For those of you who are not familiar with their "message", it was delivered in the form of a billboard along interstate 880 in Oakland that read "MR. DAVIS, Do the right thing. Please HIRE A G.M." The message was echoed in an ad taken out in the Oakland Tribune on January 2. The intended recipient of this message was Oakland Raider owner and managing general partner, Al Davis. And the message itself is self explanatory.
But despite the petition that has reached over 50,000 signatures, the pouring in of donations and the resulting billboard, there has yet to be any response whotsoever by the Raiders or Al Davis.
This is what has prompted the site founder, Jared Staszewski, to as he said "take it up a couple notches."
What began as a bit of a pipe dream became a reality when Patrick Patterson caught wind of what Staszewski was attempting to accomplish and initially ran a story on it. That is when the dominos began to fall. One of Patterson's readers had connections to the billboard company, Clear Channel, who then contacted Staszewski about his plan and how they could facilitate it. The word began to spread throughout the Raider fan base; the majority of whom have become disgruntled over the current seven, double digit loss season drought.
As the word spread, the donations came in. So much so that the Staszewski was forced to cut it off after he had reached it's target goal of $7500. That amount paid the $5500 cost of the billboard and the $2000 cost of the ad in the Oakland Tribune.
As soon as the billboard went up, it garnered national media attention. ESPN was talking about it on nearly all of their talk shows and news programs including NFL Live, Around the Horn, Pardon The Interruption, and Jim Rome is Burning. The sudden media attention caught Staszewski off-guard.
"The most surprising part was when I got a call from The Wall Street Journal and the producer of Jim Rome. That's when I knew it was big time."
But even with all the national attention, there was still nothing coming from the one place the message was intended-- Al Davis and the Oakland Raiders.
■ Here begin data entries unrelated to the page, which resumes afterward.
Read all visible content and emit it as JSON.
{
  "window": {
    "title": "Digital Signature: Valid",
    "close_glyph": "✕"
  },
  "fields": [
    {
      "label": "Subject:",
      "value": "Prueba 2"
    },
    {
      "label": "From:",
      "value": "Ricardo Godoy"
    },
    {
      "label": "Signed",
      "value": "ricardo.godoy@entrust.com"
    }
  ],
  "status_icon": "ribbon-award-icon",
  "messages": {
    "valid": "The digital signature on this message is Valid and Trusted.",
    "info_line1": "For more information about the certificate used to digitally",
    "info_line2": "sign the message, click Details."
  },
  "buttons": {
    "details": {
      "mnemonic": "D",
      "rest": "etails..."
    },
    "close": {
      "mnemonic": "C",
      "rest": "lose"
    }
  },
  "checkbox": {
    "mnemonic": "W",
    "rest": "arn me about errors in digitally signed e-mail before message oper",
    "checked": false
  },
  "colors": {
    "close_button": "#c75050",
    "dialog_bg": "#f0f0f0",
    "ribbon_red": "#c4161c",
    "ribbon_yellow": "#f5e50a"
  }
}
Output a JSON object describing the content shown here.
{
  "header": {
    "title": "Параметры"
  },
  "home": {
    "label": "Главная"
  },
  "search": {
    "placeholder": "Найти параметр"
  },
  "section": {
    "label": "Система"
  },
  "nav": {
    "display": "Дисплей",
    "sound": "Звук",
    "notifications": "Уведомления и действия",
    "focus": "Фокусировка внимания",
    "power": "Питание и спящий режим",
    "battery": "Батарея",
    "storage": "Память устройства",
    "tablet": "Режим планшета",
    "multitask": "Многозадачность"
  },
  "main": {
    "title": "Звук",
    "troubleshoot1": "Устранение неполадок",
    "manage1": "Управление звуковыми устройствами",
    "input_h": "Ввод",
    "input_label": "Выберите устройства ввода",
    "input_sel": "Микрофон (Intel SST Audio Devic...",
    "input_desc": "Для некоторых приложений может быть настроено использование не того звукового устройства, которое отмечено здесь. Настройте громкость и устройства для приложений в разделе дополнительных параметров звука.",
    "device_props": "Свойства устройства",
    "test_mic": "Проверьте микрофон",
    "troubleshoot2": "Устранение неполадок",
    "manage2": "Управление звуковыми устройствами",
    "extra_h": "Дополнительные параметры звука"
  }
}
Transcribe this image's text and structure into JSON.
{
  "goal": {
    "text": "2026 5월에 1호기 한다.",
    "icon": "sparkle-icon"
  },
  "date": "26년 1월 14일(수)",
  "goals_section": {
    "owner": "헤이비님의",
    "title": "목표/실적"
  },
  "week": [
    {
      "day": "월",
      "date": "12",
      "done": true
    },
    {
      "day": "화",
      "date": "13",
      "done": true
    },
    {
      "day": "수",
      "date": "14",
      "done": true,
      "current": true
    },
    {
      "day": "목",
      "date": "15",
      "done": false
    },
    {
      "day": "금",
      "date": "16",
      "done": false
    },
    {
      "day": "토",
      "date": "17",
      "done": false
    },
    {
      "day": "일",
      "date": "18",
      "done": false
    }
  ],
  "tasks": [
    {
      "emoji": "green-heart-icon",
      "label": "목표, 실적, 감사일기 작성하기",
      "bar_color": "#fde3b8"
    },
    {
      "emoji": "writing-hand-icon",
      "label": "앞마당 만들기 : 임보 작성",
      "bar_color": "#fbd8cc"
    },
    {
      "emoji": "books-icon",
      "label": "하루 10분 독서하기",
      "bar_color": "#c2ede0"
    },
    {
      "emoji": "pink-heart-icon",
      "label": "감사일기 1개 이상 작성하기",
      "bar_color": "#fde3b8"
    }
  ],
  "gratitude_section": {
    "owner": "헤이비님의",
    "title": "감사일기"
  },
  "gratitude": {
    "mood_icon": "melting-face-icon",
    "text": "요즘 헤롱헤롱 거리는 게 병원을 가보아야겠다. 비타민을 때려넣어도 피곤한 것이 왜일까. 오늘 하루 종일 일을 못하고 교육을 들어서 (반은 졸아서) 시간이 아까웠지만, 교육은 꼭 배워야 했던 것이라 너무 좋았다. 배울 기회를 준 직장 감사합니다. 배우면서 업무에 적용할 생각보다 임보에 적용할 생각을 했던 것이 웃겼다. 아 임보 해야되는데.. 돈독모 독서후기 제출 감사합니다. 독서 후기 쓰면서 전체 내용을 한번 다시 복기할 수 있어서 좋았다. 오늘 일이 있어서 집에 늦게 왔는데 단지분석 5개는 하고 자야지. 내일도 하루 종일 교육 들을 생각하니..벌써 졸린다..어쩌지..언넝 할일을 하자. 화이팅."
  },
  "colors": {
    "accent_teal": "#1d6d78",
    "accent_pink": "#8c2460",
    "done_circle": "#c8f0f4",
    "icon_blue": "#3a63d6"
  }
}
"The only disheartening thing about this whole project is they haven't even acknowledged us," Said Staszewski. "We haven't even got a nod in our direction, and it doesn't look like at the current rate we are going to get anything. My new slogan is ‘I don't want to do what we are about to do,' but if we don't get any acknowledgement or any improvements or anything of that nature, we're going to take it up a couple notches."
When he says a "couple notches" one might think 'ok, so TWO billboards?' But apparently his idea of a couple notches is more like 100 notches. As in "up to 100 billboards of various sizes throughout the East Bay including one immediately across the Nimitz Freeway from the Coliseum, all with the following message: ‘Hire a general manager‘."
The first campaign caught a bit of flack from those same mediots that had given it national attention. The main backlash was that it is a waste of money during a time in which there are far better and more charitable uses of such donations.
The next wave is likely to be received with similar criticism. Especially with it's first and most modest goal for the next wave of the campaign set at $10,000.
Better uses for the initial money aside, the front page of the site does point out that any money over the target amount will be donated to local Oakland charities. And when I asked him about any sponsors that have stepped up and offered to contribute portions of the donations to charity, he said "No, but we are open to it." So, if there are any prospective sponsors reading this that would like to step up and match a portion of the donations for charity, the opportunity is here for you to do that.
Up to this point however, the members of the Raider Nation that have made their donations seem to think that uniting to send a clear message to Al Davis is a charitable enough cause all by itself.
According to Jared Staszewski, he has received a few fans' donations who claim to be giving messagetoal.com the money that they previously paid for their season ticket. And, judging by the already considerably low attendance numbers in Oakland last season, that may send the clearest message of all.